# [DATA LISTING]
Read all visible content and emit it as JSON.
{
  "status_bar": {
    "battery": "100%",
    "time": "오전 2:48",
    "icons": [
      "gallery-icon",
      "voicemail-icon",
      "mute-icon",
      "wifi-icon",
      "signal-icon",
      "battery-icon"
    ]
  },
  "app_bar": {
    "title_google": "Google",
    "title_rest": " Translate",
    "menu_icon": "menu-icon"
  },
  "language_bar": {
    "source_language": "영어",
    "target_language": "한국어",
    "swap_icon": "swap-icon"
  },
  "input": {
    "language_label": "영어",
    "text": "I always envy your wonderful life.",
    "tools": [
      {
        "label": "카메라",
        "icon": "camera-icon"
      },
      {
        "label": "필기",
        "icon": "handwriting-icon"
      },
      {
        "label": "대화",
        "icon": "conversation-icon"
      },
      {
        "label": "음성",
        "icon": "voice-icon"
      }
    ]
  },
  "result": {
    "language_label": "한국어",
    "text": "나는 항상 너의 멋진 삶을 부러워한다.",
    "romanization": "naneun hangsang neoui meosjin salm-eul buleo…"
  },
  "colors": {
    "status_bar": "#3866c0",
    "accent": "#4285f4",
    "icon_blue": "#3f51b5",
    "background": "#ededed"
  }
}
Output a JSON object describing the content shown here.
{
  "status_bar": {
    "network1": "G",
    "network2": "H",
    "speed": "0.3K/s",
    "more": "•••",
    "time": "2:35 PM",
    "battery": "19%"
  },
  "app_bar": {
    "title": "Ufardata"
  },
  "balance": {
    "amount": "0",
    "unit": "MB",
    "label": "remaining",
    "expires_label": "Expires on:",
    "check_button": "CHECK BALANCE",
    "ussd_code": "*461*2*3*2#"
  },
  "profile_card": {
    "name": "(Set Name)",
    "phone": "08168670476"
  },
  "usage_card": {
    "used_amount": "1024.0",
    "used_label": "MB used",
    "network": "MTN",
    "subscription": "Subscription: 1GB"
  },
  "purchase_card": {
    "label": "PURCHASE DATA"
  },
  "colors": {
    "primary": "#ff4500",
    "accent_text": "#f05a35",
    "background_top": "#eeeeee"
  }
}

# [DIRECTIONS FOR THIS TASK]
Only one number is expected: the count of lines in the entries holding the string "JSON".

# [ANSWER FOR THIS EXERCISE]
2